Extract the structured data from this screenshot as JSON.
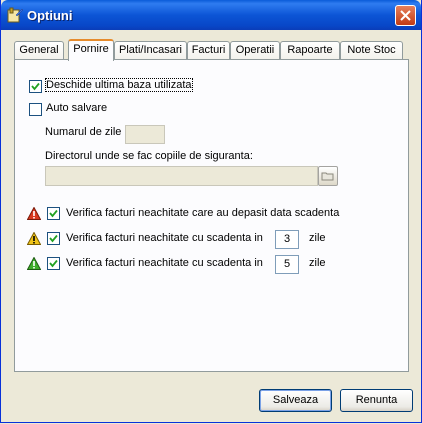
{
  "window": {
    "title": "Optiuni"
  },
  "tabs": [
    "General",
    "Pornire",
    "Plati/Incasari",
    "Facturi",
    "Operatii",
    "Rapoarte",
    "Note Stoc"
  ],
  "active_tab": "Pornire",
  "pornire": {
    "open_last_db": {
      "label": "Deschide ultima baza utilizata",
      "checked": true
    },
    "auto_save": {
      "label": "Auto salvare",
      "checked": false
    },
    "days_label": "Numarul de zile",
    "days_value": "",
    "backup_dir_label": "Directorul unde se fac copiile de siguranta:",
    "backup_dir_value": "",
    "checks": [
      {
        "label": "Verifica facturi neachitate care au depasit data scadenta",
        "checked": true,
        "icon_color": "#d93a1f"
      },
      {
        "label": "Verifica facturi neachitate cu scadenta in",
        "checked": true,
        "value": "3",
        "unit": "zile",
        "icon_color": "#f0c419"
      },
      {
        "label": "Verifica facturi neachitate cu scadenta in",
        "checked": true,
        "value": "5",
        "unit": "zile",
        "icon_color": "#3fae2a"
      }
    ]
  },
  "buttons": {
    "save": "Salveaza",
    "cancel": "Renunta"
  }
}
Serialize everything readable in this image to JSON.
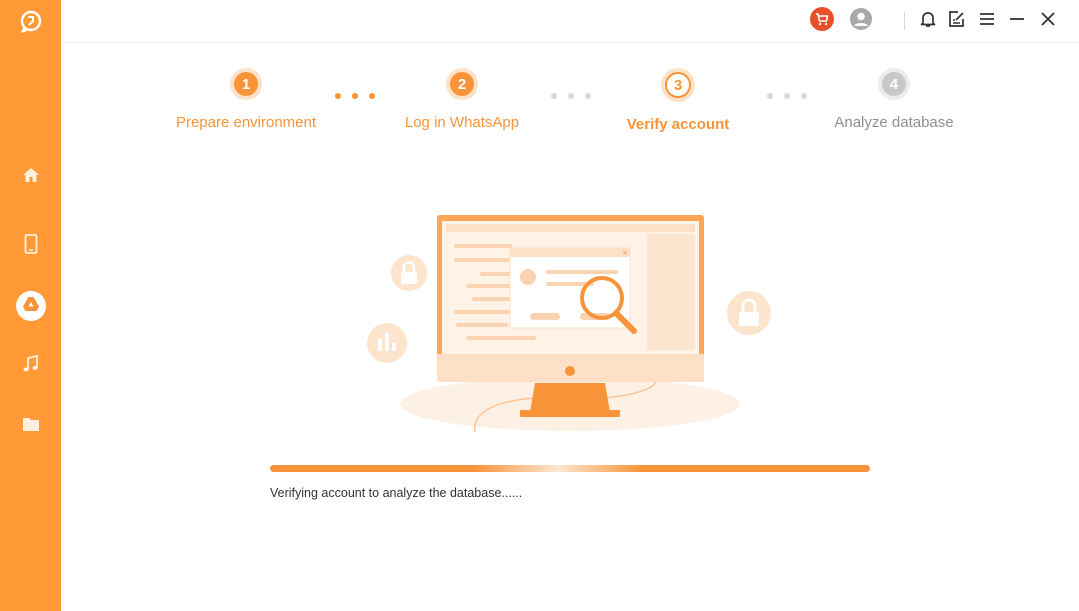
{
  "sidebar": {
    "items": [
      {
        "name": "home",
        "icon": "home-icon"
      },
      {
        "name": "device",
        "icon": "phone-icon"
      },
      {
        "name": "google-drive",
        "icon": "google-drive-icon",
        "active": true
      },
      {
        "name": "music",
        "icon": "music-note-icon"
      },
      {
        "name": "files",
        "icon": "folder-icon"
      }
    ]
  },
  "titlebar": {
    "buttons": [
      "cart-icon",
      "user-icon",
      "bell-icon",
      "feedback-icon",
      "menu-icon",
      "minimize-icon",
      "close-icon"
    ]
  },
  "steps": [
    {
      "number": "1",
      "label": "Prepare environment",
      "state": "done"
    },
    {
      "number": "2",
      "label": "Log in WhatsApp",
      "state": "done"
    },
    {
      "number": "3",
      "label": "Verify account",
      "state": "current"
    },
    {
      "number": "4",
      "label": "Analyze database",
      "state": "todo"
    }
  ],
  "progress": {
    "status_text": "Verifying account to analyze the database......"
  },
  "colors": {
    "accent": "#f7943a",
    "sidebar": "#ff9a36",
    "inactive": "#c8c8c8"
  }
}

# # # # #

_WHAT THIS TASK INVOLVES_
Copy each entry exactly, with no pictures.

_SOLVED PROBLEM_
Extract the structured data from this screenshot as JSON.
{
  "window": {
    "title": "Optiuni"
  },
  "tabs": [
    "General",
    "Pornire",
    "Plati/Incasari",
    "Facturi",
    "Operatii",
    "Rapoarte",
    "Note Stoc"
  ],
  "active_tab": "Pornire",
  "pornire": {
    "open_last_db": {
      "label": "Deschide ultima baza utilizata",
      "checked": true
    },
    "auto_save": {
      "label": "Auto salvare",
      "checked": false
    },
    "days_label": "Numarul de zile",
    "days_value": "",
    "backup_dir_label": "Directorul unde se fac copiile de siguranta:",
    "backup_dir_value": "",
    "checks": [
      {
        "label": "Verifica facturi neachitate care au depasit data scadenta",
        "checked": true,
        "icon_color": "#d93a1f"
      },
      {
        "label": "Verifica facturi neachitate cu scadenta in",
        "checked": true,
        "value": "3",
        "unit": "zile",
        "icon_color": "#f0c419"
      },
      {
        "label": "Verifica facturi neachitate cu scadenta in",
        "checked": true,
        "value": "5",
        "unit": "zile",
        "icon_color": "#3fae2a"
      }
    ]
  },
  "buttons": {
    "save": "Salveaza",
    "cancel": "Renunta"
  }
}
Serialize everything readable in this image to JSON.
{
  "sidebar": {
    "items": [
      {
        "name": "home",
        "icon": "home-icon"
      },
      {
        "name": "device",
        "icon": "phone-icon"
      },
      {
        "name": "google-drive",
        "icon": "google-drive-icon",
        "active": true
      },
      {
        "name": "music",
        "icon": "music-note-icon"
      },
      {
        "name": "files",
        "icon": "folder-icon"
      }
    ]
  },
  "titlebar": {
    "buttons": [
      "cart-icon",
      "user-icon",
      "bell-icon",
      "feedback-icon",
      "menu-icon",
      "minimize-icon",
      "close-icon"
    ]
  },
  "steps": [
    {
      "number": "1",
      "label": "Prepare environment",
      "state": "done"
    },
    {
      "number": "2",
      "label": "Log in WhatsApp",
      "state": "done"
    },
    {
      "number": "3",
      "label": "Verify account",
      "state": "current"
    },
    {
      "number": "4",
      "label": "Analyze database",
      "state": "todo"
    }
  ],
  "progress": {
    "status_text": "Verifying account to analyze the database......"
  },
  "colors": {
    "accent": "#f7943a",
    "sidebar": "#ff9a36",
    "inactive": "#c8c8c8"
  }
}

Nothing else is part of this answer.